Soft rain on Vulcan’s ashy pyre… Both of these peaks are dead volcanos, too hard to be totally washed away by storms. As a result, they seem to rise dramatically from the flat valley.
Designed by Taylor himself, the spring house was the site of many parties in its day. You can imagine sipping fresh-tapped whiskey here with your Sunday clothes with soft music and the sounds of the river mixing in the background. Note the key-hole-shaped spring hole.
This corner of the building was the coal room, used to feed the two big boilers inside. The steam equipment has been replaced with electric, so this section may not have changed much in the past decades.
A Kiva is an underground, or partly underground, chamber for ceremonies.
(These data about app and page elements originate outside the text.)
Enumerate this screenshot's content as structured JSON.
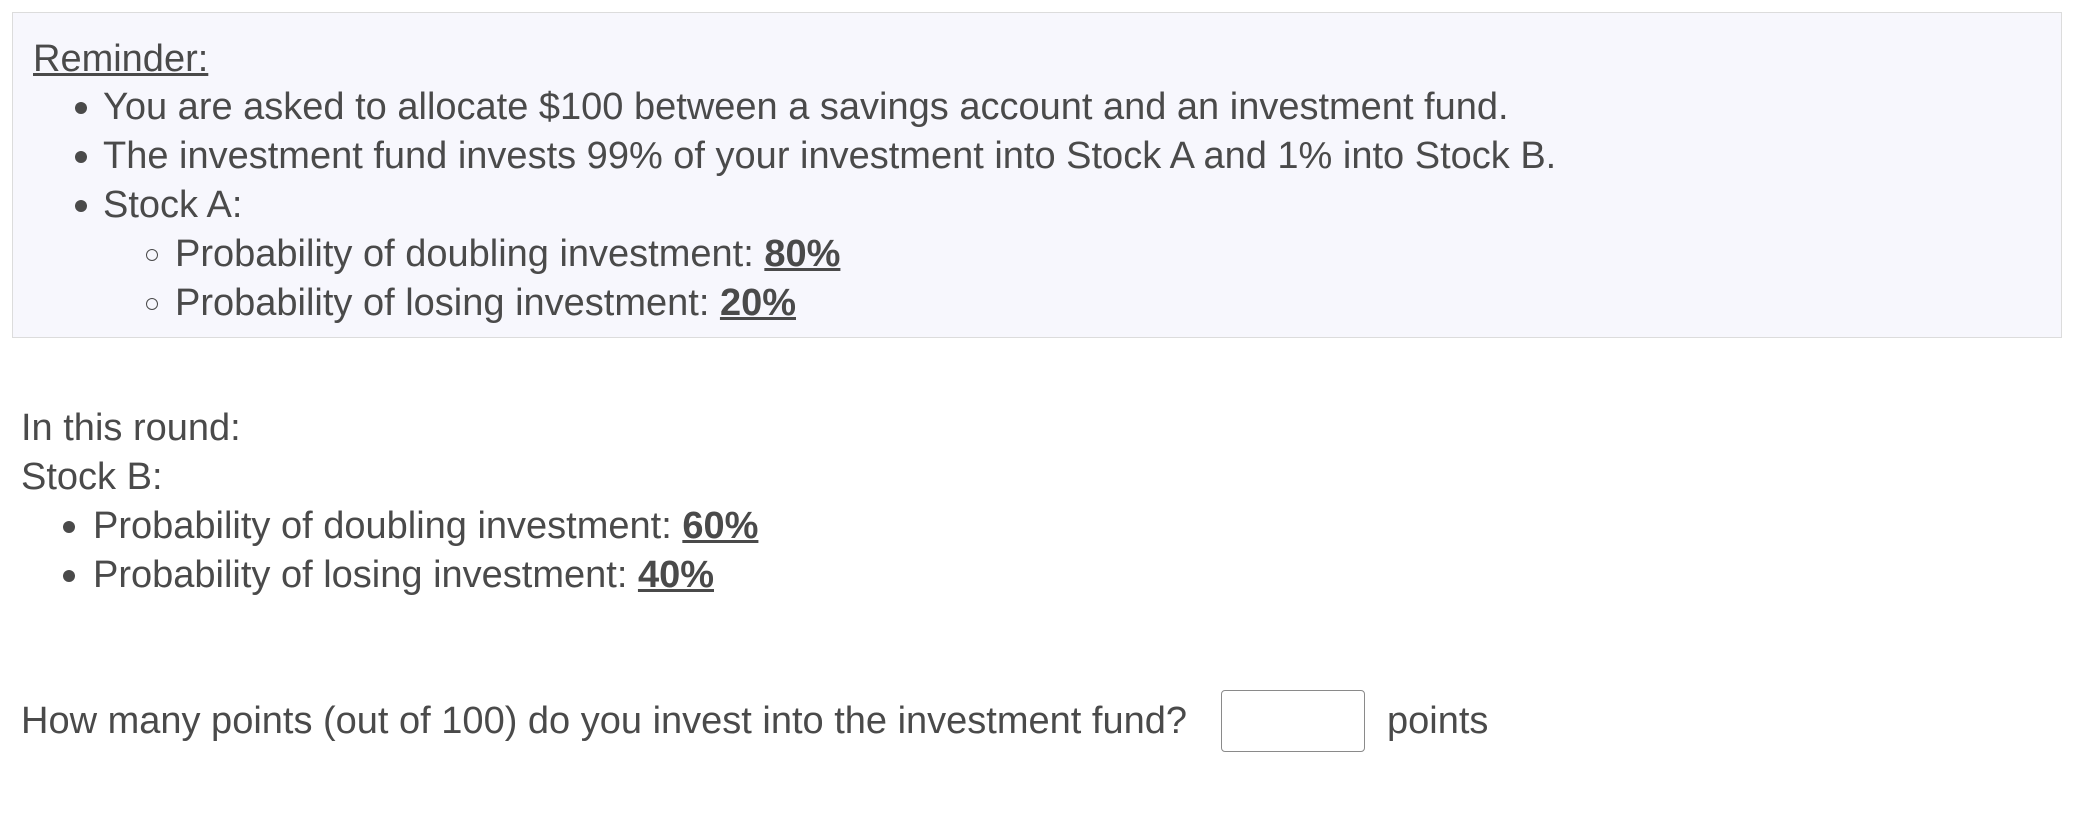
{
  "reminder": {
    "title": "Reminder:",
    "bullets": [
      "You are asked to allocate $100 between a savings account and an investment fund.",
      "The investment fund invests 99% of your investment into Stock A and 1% into Stock B.",
      "Stock A:"
    ],
    "stock_a": {
      "doubling_label": "Probability of doubling investment: ",
      "doubling_value": "80%",
      "losing_label": "Probability of losing investment: ",
      "losing_value": "20%"
    }
  },
  "round": {
    "intro": "In this round:",
    "stock_label": "Stock B:",
    "stock_b": {
      "doubling_label": "Probability of doubling investment: ",
      "doubling_value": "60%",
      "losing_label": "Probability of losing investment: ",
      "losing_value": "40%"
    }
  },
  "question": {
    "text": "How many points (out of 100) do you invest into the investment fund?",
    "input_value": "",
    "unit": "points"
  }
}
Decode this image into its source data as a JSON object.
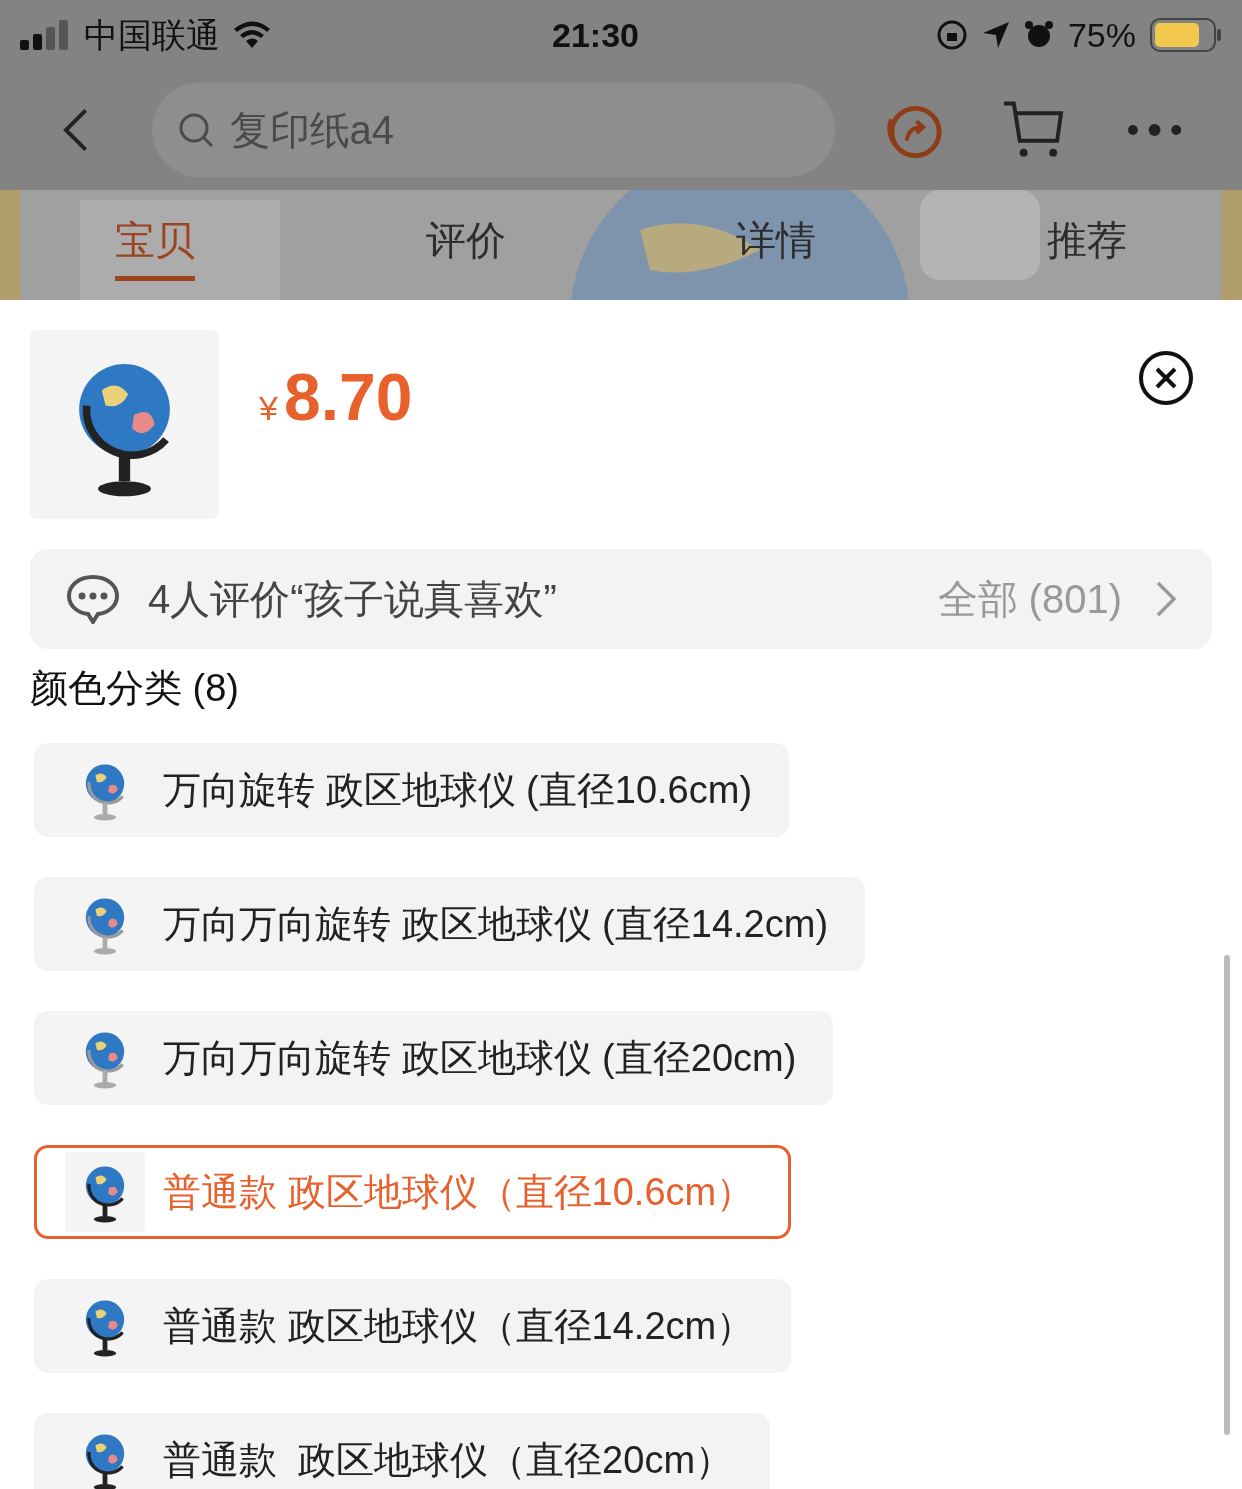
{
  "status_bar": {
    "carrier": "中国联通",
    "time": "21:30",
    "battery": "75%"
  },
  "nav": {
    "search_placeholder": "复印纸a4"
  },
  "tabs": [
    {
      "label": "宝贝",
      "selected": true
    },
    {
      "label": "评价",
      "selected": false
    },
    {
      "label": "详情",
      "selected": false
    },
    {
      "label": "推荐",
      "selected": false
    }
  ],
  "product": {
    "currency": "¥",
    "price": "8.70"
  },
  "review_bar": {
    "text": "4人评价“孩子说真喜欢”",
    "count": "全部 (801)"
  },
  "options_heading": "颜色分类 (8)",
  "options": [
    {
      "label": "万向旋转 政区地球仪 (直径10.6cm)",
      "selected": false
    },
    {
      "label": "万向万向旋转 政区地球仪 (直径14.2cm)",
      "selected": false
    },
    {
      "label": "万向万向旋转 政区地球仪 (直径20cm)",
      "selected": false
    },
    {
      "label": "普通款 政区地球仪（直径10.6cm）",
      "selected": true
    },
    {
      "label": "普通款 政区地球仪（直径14.2cm）",
      "selected": false
    },
    {
      "label": "普通款  政区地球仪（直径20cm）",
      "selected": false
    }
  ]
}
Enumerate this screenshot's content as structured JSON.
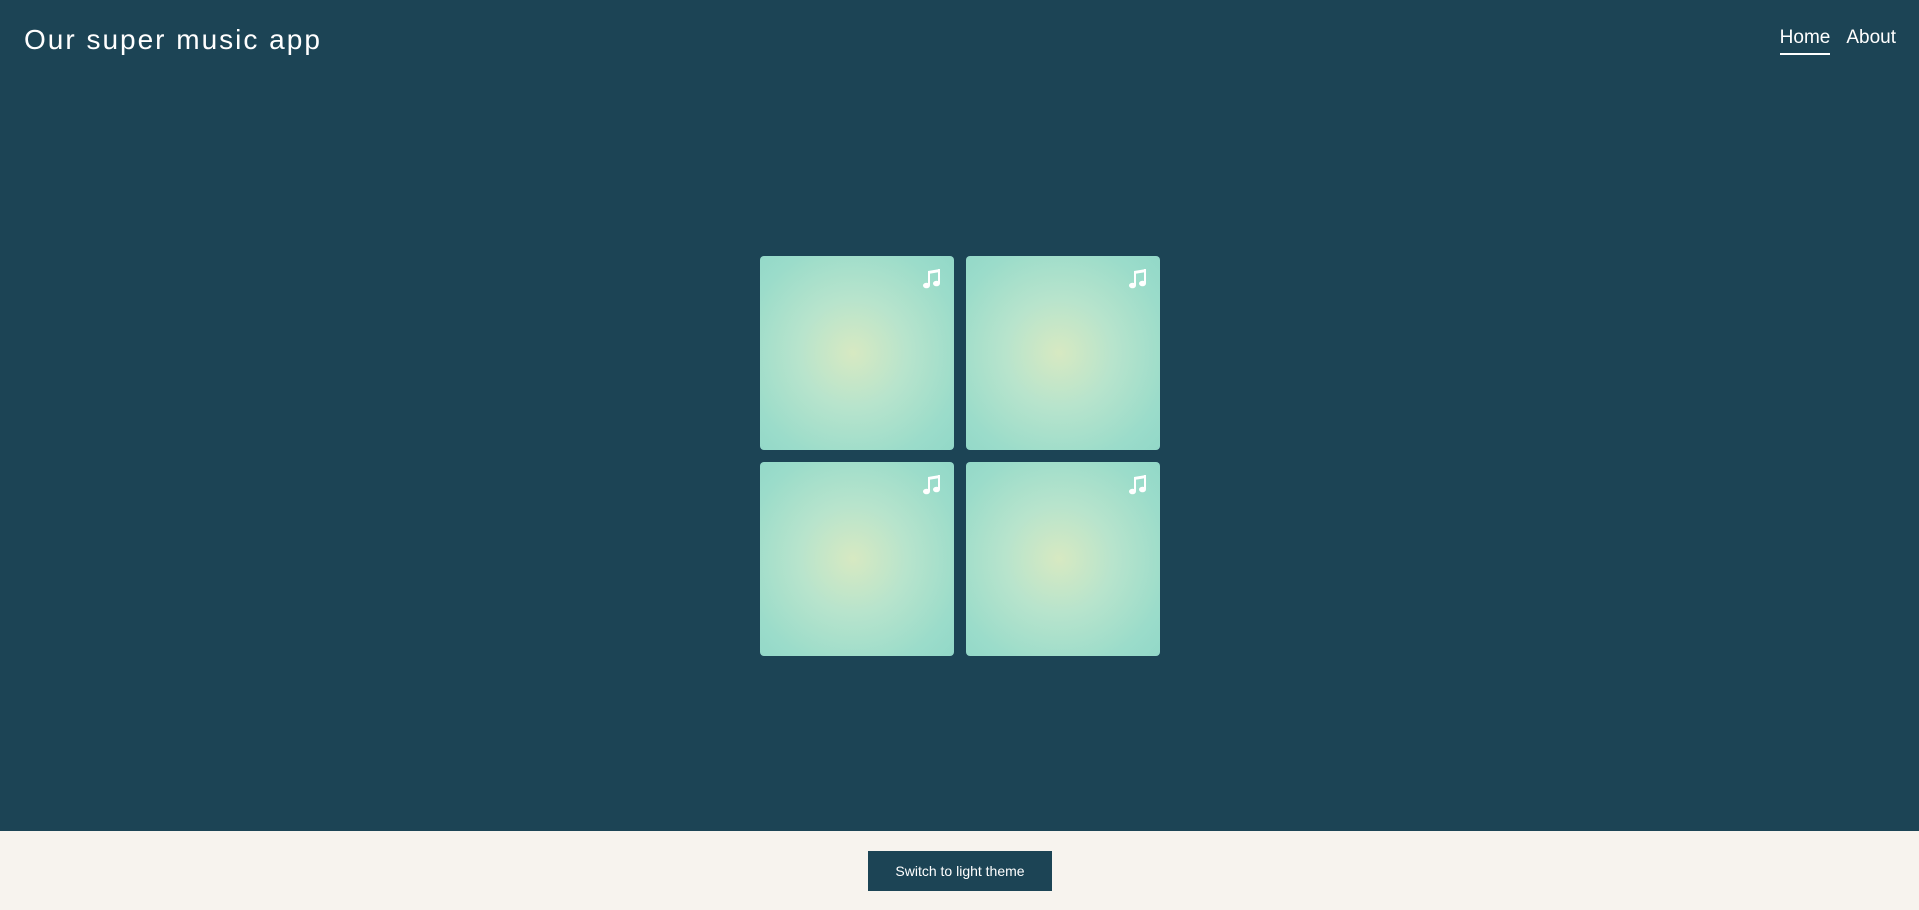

All that’s left of the lost annex near Saskatchewan Wheat Pool #4 and #5. Arista 100.
We know what the ladies’ favorite treats were! Found holding parts on a repair cart.
The King Elevator is connected by a manlift and this spiral staircase. The manlift was down–can you believe it? Note the cool turns in the vertical railings. Arista 100 on 120.
Standing where the Final Assembly Building used to hum and staring across the former site of the Sheet Metal and Spring buildings. Today, of course, the Foundry is gone as well, so you’d be looking across Prairie Ave.